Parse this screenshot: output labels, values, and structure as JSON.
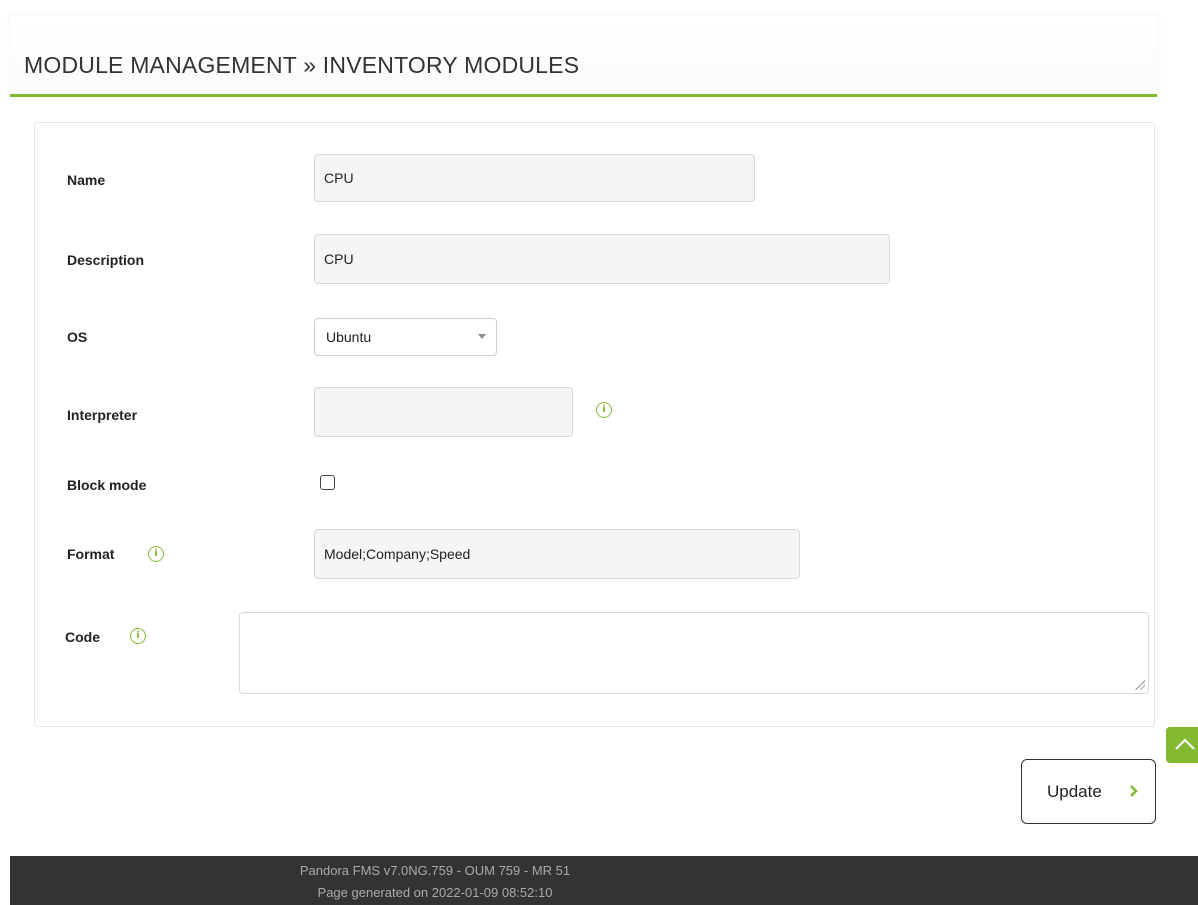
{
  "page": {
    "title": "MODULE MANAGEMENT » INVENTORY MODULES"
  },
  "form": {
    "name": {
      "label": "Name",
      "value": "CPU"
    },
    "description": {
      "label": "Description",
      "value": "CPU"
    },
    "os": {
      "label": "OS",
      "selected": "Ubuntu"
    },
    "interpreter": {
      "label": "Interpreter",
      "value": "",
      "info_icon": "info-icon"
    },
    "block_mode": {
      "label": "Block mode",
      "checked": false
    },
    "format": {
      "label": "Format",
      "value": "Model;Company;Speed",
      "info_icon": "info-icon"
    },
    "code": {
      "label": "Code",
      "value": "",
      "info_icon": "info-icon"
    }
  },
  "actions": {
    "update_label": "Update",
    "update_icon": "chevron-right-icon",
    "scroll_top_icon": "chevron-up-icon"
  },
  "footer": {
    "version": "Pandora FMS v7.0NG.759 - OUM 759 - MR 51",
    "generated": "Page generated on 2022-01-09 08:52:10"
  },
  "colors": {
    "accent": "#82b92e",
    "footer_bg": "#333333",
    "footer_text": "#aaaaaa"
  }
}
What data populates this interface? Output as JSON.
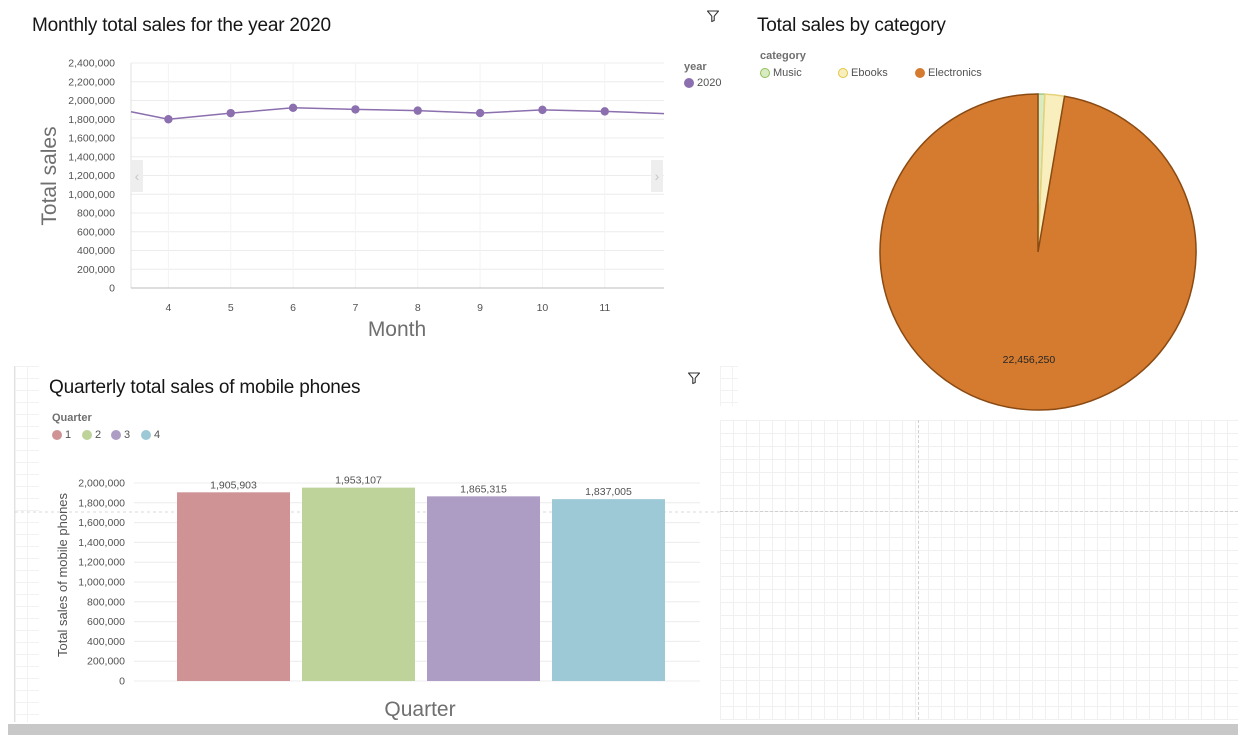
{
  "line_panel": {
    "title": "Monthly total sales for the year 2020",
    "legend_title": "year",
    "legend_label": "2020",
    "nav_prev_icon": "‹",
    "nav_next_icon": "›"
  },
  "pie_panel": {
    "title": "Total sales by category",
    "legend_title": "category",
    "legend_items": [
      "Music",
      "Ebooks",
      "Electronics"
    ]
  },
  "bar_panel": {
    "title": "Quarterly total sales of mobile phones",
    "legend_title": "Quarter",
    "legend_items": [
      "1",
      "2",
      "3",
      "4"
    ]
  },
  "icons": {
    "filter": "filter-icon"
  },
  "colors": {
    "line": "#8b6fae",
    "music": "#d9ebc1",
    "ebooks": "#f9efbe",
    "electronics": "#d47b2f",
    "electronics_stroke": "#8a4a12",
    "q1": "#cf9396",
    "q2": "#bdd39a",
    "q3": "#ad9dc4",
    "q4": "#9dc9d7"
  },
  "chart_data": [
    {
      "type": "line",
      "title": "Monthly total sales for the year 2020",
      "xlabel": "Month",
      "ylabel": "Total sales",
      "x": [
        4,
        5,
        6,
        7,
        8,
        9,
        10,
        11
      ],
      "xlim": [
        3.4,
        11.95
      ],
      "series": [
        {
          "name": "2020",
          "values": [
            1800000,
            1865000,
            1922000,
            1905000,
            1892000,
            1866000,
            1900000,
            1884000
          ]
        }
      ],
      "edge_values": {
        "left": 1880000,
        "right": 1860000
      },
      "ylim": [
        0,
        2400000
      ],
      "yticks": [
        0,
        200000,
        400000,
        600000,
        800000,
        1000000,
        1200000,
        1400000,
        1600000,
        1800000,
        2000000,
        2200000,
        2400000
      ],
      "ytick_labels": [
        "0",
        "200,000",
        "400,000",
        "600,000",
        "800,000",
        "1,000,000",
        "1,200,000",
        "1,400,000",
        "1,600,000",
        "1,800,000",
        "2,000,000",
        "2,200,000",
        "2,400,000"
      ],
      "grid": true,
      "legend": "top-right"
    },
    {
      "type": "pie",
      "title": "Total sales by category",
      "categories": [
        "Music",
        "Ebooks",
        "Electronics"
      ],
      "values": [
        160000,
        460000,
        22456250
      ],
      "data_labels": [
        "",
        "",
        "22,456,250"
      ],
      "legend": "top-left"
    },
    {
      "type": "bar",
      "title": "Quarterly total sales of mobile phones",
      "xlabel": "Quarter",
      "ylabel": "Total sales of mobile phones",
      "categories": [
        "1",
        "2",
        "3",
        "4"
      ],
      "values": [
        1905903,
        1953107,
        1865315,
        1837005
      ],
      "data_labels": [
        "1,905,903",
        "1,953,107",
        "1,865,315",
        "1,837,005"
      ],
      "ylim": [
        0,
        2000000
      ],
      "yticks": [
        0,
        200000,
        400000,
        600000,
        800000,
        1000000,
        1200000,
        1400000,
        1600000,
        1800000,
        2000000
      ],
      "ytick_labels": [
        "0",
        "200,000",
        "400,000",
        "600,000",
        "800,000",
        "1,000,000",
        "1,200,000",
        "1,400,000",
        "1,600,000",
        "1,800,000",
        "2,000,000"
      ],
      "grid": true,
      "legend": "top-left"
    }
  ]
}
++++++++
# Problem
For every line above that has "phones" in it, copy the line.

# Problem solution
    "title": "Quarterly total sales of mobile phones",
      "title": "Quarterly total sales of mobile phones",
      "ylabel": "Total sales of mobile phones",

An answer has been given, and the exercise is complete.